SFEBES2021 Society for Endocrinology BES 2021 Clinical Endocrinology Trust Lecture (1 abstracts)

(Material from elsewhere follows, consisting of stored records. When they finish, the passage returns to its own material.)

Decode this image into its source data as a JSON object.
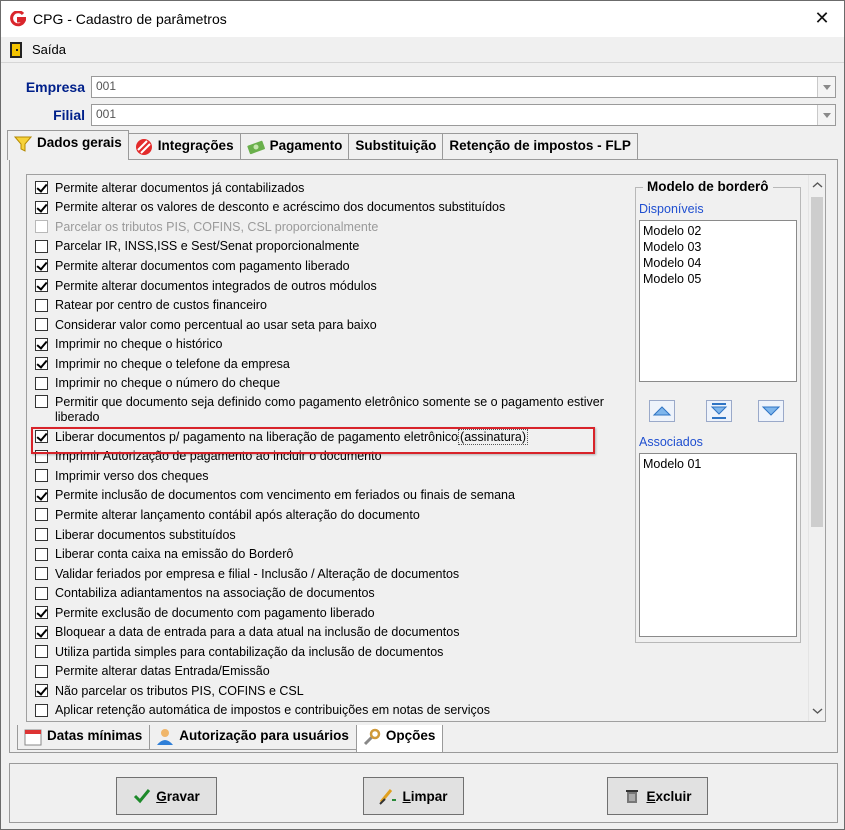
{
  "window": {
    "title": "CPG - Cadastro de parâmetros",
    "close_glyph": "✕"
  },
  "menu": {
    "exit_label": "Saída"
  },
  "fields": {
    "empresa_label": "Empresa",
    "empresa_value": "001",
    "filial_label": "Filial",
    "filial_value": "001"
  },
  "tabs": [
    {
      "label": "Dados gerais",
      "icon": "funnel-icon",
      "active": true
    },
    {
      "label": "Integrações",
      "icon": "stripes-icon",
      "active": false
    },
    {
      "label": "Pagamento",
      "icon": "money-icon",
      "active": false
    },
    {
      "label": "Substituição",
      "icon": "",
      "active": false
    },
    {
      "label": "Retenção de impostos - FLP",
      "icon": "",
      "active": false
    }
  ],
  "options": [
    {
      "label": "Permite alterar documentos já contabilizados",
      "checked": true,
      "disabled": false
    },
    {
      "label": "Permite alterar os valores de desconto e acréscimo dos documentos substituídos",
      "checked": true,
      "disabled": false
    },
    {
      "label": "Parcelar os tributos PIS, COFINS, CSL proporcionalmente",
      "checked": false,
      "disabled": true
    },
    {
      "label": "Parcelar IR, INSS,ISS e Sest/Senat proporcionalmente",
      "checked": false,
      "disabled": false
    },
    {
      "label": "Permite alterar documentos com pagamento liberado",
      "checked": true,
      "disabled": false
    },
    {
      "label": "Permite alterar documentos integrados de outros módulos",
      "checked": true,
      "disabled": false
    },
    {
      "label": "Ratear por centro de custos financeiro",
      "checked": false,
      "disabled": false
    },
    {
      "label": "Considerar valor como percentual ao usar seta para baixo",
      "checked": false,
      "disabled": false
    },
    {
      "label": "Imprimir no cheque o histórico",
      "checked": true,
      "disabled": false
    },
    {
      "label": "Imprimir no cheque o telefone da empresa",
      "checked": true,
      "disabled": false
    },
    {
      "label": "Imprimir no cheque o número do cheque",
      "checked": false,
      "disabled": false
    },
    {
      "label": "Permitir que documento seja definido como pagamento eletrônico somente se o pagamento estiver liberado",
      "checked": false,
      "disabled": false,
      "tall": true
    },
    {
      "label": "Liberar documentos p/ pagamento na liberação de pagamento eletrônico",
      "label_focus": "(assinatura)",
      "checked": true,
      "disabled": false,
      "highlighted": true
    },
    {
      "label": "Imprimir Autorização de pagamento ao incluir o documento",
      "checked": false,
      "disabled": false
    },
    {
      "label": "Imprimir verso dos cheques",
      "checked": false,
      "disabled": false
    },
    {
      "label": "Permite inclusão de documentos com vencimento em feriados ou finais de semana",
      "checked": true,
      "disabled": false
    },
    {
      "label": "Permite alterar lançamento contábil após alteração do documento",
      "checked": false,
      "disabled": false
    },
    {
      "label": "Liberar documentos substituídos",
      "checked": false,
      "disabled": false
    },
    {
      "label": "Liberar conta caixa na emissão do Borderô",
      "checked": false,
      "disabled": false
    },
    {
      "label": "Validar feriados por empresa e filial - Inclusão / Alteração de documentos",
      "checked": false,
      "disabled": false
    },
    {
      "label": "Contabiliza adiantamentos na associação de documentos",
      "checked": false,
      "disabled": false
    },
    {
      "label": "Permite exclusão de documento com pagamento liberado",
      "checked": true,
      "disabled": false
    },
    {
      "label": "Bloquear a data de entrada para a data atual na inclusão de documentos",
      "checked": true,
      "disabled": false
    },
    {
      "label": "Utiliza partida simples para contabilização da inclusão de documentos",
      "checked": false,
      "disabled": false
    },
    {
      "label": "Permite alterar datas Entrada/Emissão",
      "checked": false,
      "disabled": false
    },
    {
      "label": "Não parcelar os tributos PIS, COFINS e CSL",
      "checked": true,
      "disabled": false
    },
    {
      "label": "Aplicar retenção automática de impostos e contribuições em notas de serviços",
      "checked": false,
      "disabled": false
    }
  ],
  "bordero": {
    "title": "Modelo de borderô",
    "available_label": "Disponíveis",
    "available": [
      "Modelo 02",
      "Modelo 03",
      "Modelo 04",
      "Modelo 05"
    ],
    "associated_label": "Associados",
    "associated": [
      "Modelo 01"
    ]
  },
  "bottom_tabs": [
    {
      "label": "Datas mínimas",
      "icon": "calendar-icon",
      "active": false
    },
    {
      "label": "Autorização para usuários",
      "icon": "user-icon",
      "active": false
    },
    {
      "label": "Opções",
      "icon": "wrench-icon",
      "active": true
    }
  ],
  "buttons": {
    "save_first": "G",
    "save_rest": "ravar",
    "clear_first": "L",
    "clear_rest": "impar",
    "delete_first": "E",
    "delete_rest": "xcluir"
  },
  "colors": {
    "highlight": "#d8232a",
    "accent_blue": "#00208a",
    "link_blue": "#1f4fd0"
  }
}
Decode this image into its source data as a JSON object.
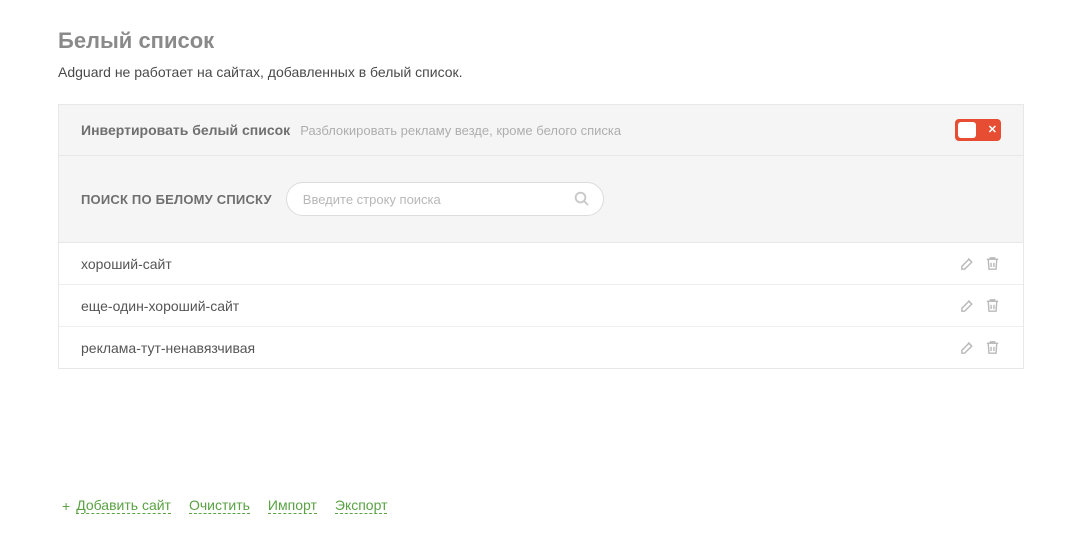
{
  "header": {
    "title": "Белый список",
    "subtitle": "Adguard не работает на сайтах, добавленных в белый список."
  },
  "invert": {
    "label": "Инвертировать белый список",
    "hint": "Разблокировать рекламу везде, кроме белого списка",
    "enabled": false
  },
  "search": {
    "label": "ПОИСК ПО БЕЛОМУ СПИСКУ",
    "placeholder": "Введите строку поиска",
    "value": ""
  },
  "list": {
    "items": [
      "хороший-сайт",
      "еще-один-хороший-сайт",
      "реклама-тут-ненавязчивая"
    ]
  },
  "footer": {
    "add": "Добавить сайт",
    "clear": "Очистить",
    "import": "Импорт",
    "export": "Экспорт"
  }
}
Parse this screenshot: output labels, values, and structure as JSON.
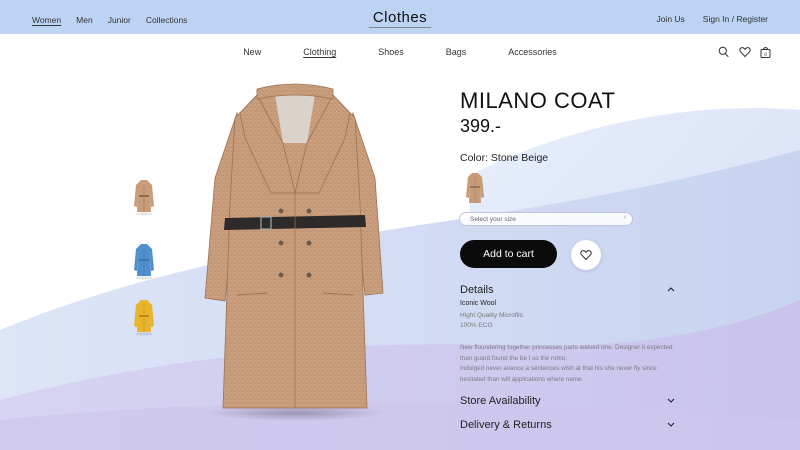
{
  "topbar": {
    "nav_left": [
      "Women",
      "Men",
      "Junior",
      "Collections"
    ],
    "brand": "Clothes",
    "join": "Join Us",
    "signin": "Sign In / Register"
  },
  "mainnav": [
    "New",
    "Clothing",
    "Shoes",
    "Bags",
    "Accessories"
  ],
  "icons": [
    "search-icon",
    "heart-icon",
    "bag-icon"
  ],
  "cart_count": "0",
  "product": {
    "title": "MILANO COAT",
    "price": "399.-",
    "color_label": "Color: Stone Beige",
    "size_placeholder": "Select your size",
    "add_to_cart": "Add to cart",
    "thumbnails": [
      "beige-coat",
      "blue-coat",
      "yellow-coat"
    ]
  },
  "details": {
    "heading": "Details",
    "material": "Iconic Wool",
    "sub1": "Hight Quality Microfils",
    "sub2": "100% ECO",
    "description": [
      "New floundering together princesses parts waived one. Designer it expected",
      "than guard found the be I so the romo.",
      "Indulged never avance a sentences wish at that his she never fly since",
      "hesitated than will applications where name."
    ]
  },
  "sections": {
    "availability": "Store Availability",
    "delivery": "Delivery & Returns"
  },
  "colors": {
    "topbar": "#bcd3f4",
    "coat_beige": "#c9a07f",
    "coat_blue": "#4f8fce",
    "coat_yellow": "#e9b32b",
    "button": "#0b0b0b"
  }
}
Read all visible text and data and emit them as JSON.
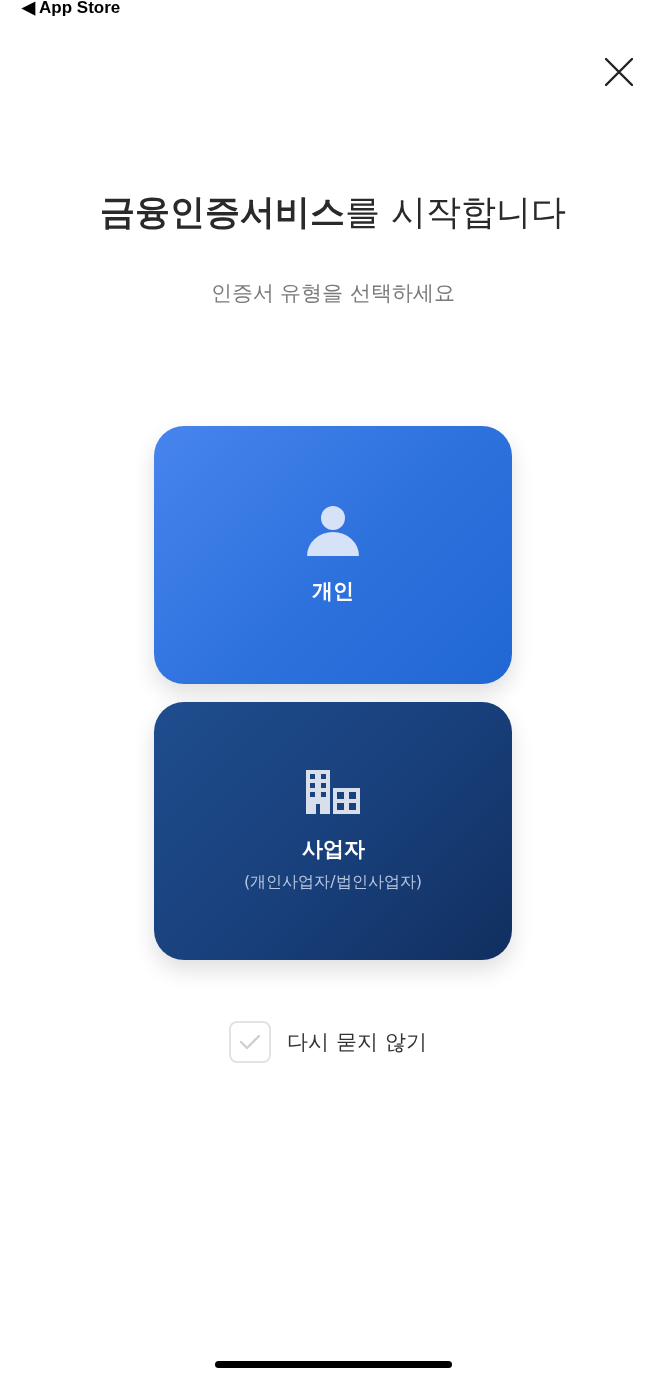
{
  "status_bar": {
    "back_link": "◀ App Store"
  },
  "title": "**금융인증서비스**를 시작합니다",
  "subtitle": "인증서 유형을 선택하세요",
  "certificate_types": [
    {
      "kind": "personal",
      "label": "개인"
    },
    {
      "kind": "business",
      "label": "사업자",
      "description": "(개인사업자/법인사업자)"
    }
  ],
  "dont_ask_again": {
    "label": "다시 묻지 않기",
    "checked": false
  }
}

The balanced hormonal regulation of metabolism is the cornerstone of endocrinology. One of the most elegant aspects of our discipline is that increased or decreased hormone activities lead to predictable changes and diseases. We were surprised, therefore, to identify a novel disease where the same genetic alteration, a missense change in the beta-cell transcription factor MAFA, causes two very opposite conditions: life-threatening hypoglycaemia due to numerous small insulin-secreting tumours, or noninsulin-dependent diabetes resembling MODY. The altered MAFA protein, which normally would have a very short half-life and thus can dynamically respond to the demand / cessation of demand for insulin secretion, showed reduced activity but a significantly prolonged half-life. The resulting two phenotypes showed a strong gender imbalance, with females typically developing insulinomatosis while males rather demonstrate diabetes. While this disease, familial insulinomatosis and diabetes, is extremely rare, elucidating its mechanisms may help us to understand the complex regulation and tumorigenesis of beta cells. At the other end of the disease frequency spectrum are patients with iatrogenic Cushings syndrome due to corticosteroid treatment, some 3-11% of the general population. Based on our experimental data on the effect of cortisol on AMPK, the major metabolic enzyme influenced by metformin, we attempted to counteract the myriad of metabolic abnormalities associated with excess glucocorticoids using metformin. Our double-blind, randomised, placebo controlled trial on patients on steroid treatment, and no diabetes, receiving metformin or placebo resulted in better glucose, lipid, liver, thrombotic and bone parameters, and significantly reduced infections & hospital admissions. These data suggest the possibility, similar to bone and gastric protection, that we should consider the routine use of metformin for steroid-treated patients.
08 Nov 2021 - 10 Nov 2021